I did a tree top challenge type thing a few years ago. It wasn’t a massively high one, maybe only ten meters or so off of the ground, but it was terrifying. I clung to every tree, muscled tensed and a cold sweat working its way down my body. I felt sick but was trying to be brave and smiley for my daughter who was experiencing no such trauma and happily trusting the safety line. I got round the course, the relief I felt when hitting the ground and covering my back and legs in mud was a beautiful thing. I was exhausted and aching, all my energy was spent.  My daughter massively enjoyed the experience, so a few weeks later, we had another go on the same course. This is the sort of parent I am. This time, however, everything felt different, this experience was fun! I knew what to expect, and my confidence soared. I was jumping from post to post with exhilarated joy. And when the course was done this time, I didn’t feel tired. I felt very much alive.

The exhaustion of worry is a massive thing. Some tasks can feel too big to take on. I sometimes think that I have longer to complete a task, then find a deadline looming. Putting things off is often more stressful than the actual thing itself. But am trying to change that, to be brave.

I will make the phone call tomorrow, first thing.

Map Point. What things could I do right now to make my life easier?

 

My sparkle

Today I have been thinking a good deal about energy. Sometimes I feel enriched and enlivened, other times sluggish and apathetic, and although the quality of my diet goes up and down, and my exercise likewise, sometimes all is physically well in my world, and am still missing the vital spark.

I often have to do lists that could take weeks to complete but in reality, if I was properly motivated, usually only a day. So how does putting things off benefit me in the slightest?

Looking for reward upon completion of a task feels very childlike; finishing the task is not enough. As a child, whenever I did something like tidy my room, my Mum would come in and look so happy and give me lots of praise (she knew that I struggled with tidying up) and I would feel happy too. But thinking back, am not sure how much of my ‘happy’ actually stemmed from the completion of the task, it came from the happiness of another.

I guess a fair amount of what we do comes with external validation attached. Obvious things like good exam results and doing nice things for others are direct, then there are the indirect things like buying something new and receiving compliments. But a lot of things, like when I complete a whole bowl of washing up, goes entirely unrecognised. Except by me.

So completing a task does not feel quite as rewarding as perhaps it could. But perhaps I am looking for the unrealistic.

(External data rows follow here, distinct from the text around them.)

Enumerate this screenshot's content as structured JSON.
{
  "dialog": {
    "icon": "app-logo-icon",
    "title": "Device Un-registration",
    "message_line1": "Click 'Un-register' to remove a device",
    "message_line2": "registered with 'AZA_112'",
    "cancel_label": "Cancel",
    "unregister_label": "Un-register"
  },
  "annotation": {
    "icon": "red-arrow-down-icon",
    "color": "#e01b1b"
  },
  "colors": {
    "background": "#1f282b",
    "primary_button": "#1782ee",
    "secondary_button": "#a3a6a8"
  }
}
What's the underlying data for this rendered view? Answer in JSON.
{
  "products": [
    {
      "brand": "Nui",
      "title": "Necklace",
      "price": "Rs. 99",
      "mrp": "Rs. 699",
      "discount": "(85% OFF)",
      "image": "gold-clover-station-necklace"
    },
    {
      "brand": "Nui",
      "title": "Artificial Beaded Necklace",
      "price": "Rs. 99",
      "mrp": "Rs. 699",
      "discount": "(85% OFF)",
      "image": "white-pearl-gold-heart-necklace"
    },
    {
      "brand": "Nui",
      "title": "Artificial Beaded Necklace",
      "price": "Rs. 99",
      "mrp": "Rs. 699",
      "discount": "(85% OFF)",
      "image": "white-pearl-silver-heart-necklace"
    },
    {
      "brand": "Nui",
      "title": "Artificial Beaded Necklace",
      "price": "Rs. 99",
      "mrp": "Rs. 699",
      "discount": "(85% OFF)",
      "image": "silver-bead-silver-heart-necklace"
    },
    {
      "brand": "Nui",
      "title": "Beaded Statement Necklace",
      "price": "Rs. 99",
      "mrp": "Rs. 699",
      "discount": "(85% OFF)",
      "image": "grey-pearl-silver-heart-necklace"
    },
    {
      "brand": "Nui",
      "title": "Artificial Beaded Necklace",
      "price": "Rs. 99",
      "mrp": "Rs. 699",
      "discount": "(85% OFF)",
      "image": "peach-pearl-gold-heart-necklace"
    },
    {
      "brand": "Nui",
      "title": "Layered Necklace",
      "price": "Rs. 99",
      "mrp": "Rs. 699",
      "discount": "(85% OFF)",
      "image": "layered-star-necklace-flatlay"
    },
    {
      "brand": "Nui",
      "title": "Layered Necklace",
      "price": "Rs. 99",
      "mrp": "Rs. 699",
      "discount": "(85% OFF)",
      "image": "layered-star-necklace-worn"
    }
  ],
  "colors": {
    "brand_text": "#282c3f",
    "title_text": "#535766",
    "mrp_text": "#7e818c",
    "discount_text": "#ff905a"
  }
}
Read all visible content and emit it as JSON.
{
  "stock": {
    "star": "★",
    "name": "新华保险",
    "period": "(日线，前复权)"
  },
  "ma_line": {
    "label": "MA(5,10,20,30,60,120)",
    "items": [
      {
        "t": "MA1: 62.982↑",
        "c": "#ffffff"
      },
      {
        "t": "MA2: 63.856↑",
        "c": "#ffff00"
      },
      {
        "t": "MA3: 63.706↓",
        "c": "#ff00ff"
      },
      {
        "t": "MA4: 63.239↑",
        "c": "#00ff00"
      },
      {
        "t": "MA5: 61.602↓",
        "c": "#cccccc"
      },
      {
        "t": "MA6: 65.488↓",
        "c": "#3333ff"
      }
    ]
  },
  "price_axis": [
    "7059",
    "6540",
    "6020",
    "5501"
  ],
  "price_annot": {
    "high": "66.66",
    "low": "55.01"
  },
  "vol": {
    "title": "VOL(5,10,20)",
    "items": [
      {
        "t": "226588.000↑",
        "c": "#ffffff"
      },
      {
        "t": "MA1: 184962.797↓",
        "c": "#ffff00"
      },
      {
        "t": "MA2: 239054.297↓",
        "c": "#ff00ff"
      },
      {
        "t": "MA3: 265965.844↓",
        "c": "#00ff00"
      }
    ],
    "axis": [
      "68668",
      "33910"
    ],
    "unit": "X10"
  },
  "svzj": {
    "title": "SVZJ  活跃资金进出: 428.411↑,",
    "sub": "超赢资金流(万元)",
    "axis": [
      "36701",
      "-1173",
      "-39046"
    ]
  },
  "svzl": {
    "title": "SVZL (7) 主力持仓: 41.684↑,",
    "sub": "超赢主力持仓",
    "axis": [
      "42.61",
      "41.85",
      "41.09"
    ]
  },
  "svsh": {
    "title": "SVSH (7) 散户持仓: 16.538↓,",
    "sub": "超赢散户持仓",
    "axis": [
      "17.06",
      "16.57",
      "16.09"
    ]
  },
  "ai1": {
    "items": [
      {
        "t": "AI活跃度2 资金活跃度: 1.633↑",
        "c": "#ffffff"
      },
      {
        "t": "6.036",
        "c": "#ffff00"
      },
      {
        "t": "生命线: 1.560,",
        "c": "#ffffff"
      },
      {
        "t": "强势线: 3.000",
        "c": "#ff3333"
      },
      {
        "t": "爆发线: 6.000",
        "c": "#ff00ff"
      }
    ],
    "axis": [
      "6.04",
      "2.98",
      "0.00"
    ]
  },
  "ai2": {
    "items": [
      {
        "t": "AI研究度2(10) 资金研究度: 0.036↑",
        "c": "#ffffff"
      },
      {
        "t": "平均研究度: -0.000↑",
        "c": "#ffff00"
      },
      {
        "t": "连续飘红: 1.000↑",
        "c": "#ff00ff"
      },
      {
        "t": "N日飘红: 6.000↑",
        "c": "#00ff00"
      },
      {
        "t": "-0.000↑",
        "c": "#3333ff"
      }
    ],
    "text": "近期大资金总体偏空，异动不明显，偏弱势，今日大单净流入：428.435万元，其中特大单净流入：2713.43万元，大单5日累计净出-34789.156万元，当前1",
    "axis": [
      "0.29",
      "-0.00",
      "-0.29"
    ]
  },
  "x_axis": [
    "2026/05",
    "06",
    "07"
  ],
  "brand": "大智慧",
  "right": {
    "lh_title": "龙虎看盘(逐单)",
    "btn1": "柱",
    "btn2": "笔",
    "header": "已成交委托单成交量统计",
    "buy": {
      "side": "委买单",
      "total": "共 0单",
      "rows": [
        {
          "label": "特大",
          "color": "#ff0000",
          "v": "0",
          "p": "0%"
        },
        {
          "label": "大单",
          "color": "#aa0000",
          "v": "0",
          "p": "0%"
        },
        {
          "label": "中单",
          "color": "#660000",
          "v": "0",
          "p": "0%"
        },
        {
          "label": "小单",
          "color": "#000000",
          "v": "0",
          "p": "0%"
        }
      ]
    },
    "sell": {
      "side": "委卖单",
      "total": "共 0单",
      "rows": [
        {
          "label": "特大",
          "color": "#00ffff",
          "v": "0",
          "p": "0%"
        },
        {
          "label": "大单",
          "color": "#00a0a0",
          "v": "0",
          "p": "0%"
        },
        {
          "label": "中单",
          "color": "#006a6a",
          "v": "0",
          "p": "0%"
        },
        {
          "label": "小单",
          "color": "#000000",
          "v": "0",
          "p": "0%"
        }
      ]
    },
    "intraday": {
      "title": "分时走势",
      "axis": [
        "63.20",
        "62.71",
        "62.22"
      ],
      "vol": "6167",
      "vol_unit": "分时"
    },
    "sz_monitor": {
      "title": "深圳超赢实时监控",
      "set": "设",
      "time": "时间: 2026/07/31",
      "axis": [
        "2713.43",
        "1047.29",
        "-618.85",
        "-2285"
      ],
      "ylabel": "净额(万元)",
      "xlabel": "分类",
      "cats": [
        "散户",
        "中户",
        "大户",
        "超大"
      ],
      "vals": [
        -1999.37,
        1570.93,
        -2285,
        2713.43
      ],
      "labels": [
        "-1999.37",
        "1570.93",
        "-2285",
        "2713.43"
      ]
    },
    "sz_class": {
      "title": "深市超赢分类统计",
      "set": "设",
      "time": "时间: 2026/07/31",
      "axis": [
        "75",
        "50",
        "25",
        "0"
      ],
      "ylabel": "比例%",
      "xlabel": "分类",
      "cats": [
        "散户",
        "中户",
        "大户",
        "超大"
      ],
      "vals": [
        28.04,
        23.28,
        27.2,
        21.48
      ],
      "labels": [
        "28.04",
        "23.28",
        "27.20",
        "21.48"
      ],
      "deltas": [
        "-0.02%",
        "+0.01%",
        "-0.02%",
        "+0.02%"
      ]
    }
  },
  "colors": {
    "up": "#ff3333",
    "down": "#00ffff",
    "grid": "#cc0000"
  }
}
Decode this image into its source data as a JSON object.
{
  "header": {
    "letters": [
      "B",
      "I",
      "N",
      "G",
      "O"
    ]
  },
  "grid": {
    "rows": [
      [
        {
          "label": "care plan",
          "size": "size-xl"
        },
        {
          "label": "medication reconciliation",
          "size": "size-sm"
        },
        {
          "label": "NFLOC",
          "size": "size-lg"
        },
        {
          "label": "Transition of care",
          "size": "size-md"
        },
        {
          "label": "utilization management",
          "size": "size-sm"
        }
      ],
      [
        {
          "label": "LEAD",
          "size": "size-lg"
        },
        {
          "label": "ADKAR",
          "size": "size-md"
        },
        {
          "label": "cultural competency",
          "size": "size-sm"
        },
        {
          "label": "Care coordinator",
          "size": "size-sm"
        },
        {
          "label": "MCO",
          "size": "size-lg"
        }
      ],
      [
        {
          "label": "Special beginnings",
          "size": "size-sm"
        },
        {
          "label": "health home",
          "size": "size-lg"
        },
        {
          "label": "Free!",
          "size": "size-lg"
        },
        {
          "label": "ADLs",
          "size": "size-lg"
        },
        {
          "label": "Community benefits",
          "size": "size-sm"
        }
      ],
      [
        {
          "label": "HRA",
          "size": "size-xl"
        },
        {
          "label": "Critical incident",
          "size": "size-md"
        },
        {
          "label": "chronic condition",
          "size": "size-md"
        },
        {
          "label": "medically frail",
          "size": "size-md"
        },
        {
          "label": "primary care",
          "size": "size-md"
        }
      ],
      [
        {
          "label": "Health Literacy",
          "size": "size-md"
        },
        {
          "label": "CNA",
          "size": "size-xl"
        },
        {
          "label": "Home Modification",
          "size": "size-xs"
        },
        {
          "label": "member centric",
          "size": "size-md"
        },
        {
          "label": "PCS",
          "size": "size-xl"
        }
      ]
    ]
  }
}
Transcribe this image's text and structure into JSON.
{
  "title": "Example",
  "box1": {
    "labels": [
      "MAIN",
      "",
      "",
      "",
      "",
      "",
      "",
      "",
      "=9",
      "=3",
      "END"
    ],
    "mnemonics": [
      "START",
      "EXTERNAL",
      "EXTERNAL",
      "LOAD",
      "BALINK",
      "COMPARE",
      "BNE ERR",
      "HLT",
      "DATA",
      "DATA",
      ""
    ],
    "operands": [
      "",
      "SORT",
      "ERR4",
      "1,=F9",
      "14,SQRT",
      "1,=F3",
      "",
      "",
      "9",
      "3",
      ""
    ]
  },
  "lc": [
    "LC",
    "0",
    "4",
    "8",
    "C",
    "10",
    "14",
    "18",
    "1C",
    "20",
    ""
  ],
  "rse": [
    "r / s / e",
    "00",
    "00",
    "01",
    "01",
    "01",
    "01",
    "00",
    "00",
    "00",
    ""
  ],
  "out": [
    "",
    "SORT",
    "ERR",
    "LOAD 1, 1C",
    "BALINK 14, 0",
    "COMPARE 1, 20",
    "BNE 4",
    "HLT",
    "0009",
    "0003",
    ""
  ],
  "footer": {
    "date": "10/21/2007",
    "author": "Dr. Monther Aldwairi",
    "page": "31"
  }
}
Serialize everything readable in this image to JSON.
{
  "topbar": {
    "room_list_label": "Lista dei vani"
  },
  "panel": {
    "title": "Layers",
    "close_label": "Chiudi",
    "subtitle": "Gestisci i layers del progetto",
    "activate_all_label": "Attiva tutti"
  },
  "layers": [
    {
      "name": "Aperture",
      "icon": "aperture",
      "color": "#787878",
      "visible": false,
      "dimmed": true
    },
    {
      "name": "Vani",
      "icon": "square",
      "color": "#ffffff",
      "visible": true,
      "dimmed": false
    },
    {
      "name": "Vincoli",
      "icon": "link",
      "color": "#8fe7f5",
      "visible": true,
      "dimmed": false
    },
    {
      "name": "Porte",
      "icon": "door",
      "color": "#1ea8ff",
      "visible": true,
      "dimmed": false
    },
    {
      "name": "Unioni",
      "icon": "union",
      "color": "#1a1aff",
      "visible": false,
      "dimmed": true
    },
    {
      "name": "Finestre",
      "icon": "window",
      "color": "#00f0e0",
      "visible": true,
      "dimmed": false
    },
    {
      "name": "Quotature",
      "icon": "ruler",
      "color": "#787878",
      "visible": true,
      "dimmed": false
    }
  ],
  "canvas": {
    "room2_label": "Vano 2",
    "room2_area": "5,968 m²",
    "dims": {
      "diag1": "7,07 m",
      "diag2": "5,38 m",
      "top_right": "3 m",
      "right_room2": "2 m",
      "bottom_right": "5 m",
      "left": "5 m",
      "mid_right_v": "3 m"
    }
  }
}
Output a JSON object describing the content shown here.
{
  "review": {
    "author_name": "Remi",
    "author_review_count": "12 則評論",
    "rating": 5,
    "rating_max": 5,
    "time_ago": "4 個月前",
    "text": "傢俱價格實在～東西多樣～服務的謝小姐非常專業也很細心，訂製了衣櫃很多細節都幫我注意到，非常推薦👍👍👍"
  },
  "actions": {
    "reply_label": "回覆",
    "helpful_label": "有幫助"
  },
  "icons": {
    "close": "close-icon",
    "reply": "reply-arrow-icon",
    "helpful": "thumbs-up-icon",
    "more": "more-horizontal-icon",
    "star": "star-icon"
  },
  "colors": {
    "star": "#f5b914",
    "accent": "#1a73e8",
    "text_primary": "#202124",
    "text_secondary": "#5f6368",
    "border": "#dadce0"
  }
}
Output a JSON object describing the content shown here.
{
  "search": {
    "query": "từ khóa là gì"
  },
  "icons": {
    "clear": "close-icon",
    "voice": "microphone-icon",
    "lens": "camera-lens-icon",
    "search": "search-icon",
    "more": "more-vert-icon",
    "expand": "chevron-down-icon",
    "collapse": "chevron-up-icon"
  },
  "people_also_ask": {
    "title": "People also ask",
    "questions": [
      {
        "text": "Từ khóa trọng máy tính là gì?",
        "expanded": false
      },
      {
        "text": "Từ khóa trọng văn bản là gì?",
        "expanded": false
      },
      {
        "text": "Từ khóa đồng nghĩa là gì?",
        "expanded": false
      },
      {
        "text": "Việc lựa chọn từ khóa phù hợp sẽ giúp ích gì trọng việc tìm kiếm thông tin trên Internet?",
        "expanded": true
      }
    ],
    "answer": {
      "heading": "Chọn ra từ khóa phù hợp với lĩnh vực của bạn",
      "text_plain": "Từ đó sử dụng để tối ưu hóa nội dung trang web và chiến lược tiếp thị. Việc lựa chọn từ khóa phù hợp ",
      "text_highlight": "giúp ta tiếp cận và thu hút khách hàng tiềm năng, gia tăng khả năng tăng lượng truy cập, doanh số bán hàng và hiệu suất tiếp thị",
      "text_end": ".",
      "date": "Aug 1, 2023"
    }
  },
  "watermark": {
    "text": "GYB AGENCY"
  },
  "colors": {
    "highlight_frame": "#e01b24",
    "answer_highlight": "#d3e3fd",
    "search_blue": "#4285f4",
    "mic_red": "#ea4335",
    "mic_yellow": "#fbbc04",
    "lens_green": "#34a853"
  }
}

Motivation. Sometimes I have it, sometimes I very much don’t, sometimes I feel surprised by how much I can achieve and other times guilty by how much I just have not done. I don’t know if I have an answer for this, which means it is likely something deeper to address.

Map Point. What problems do I have that don’t have easy answers?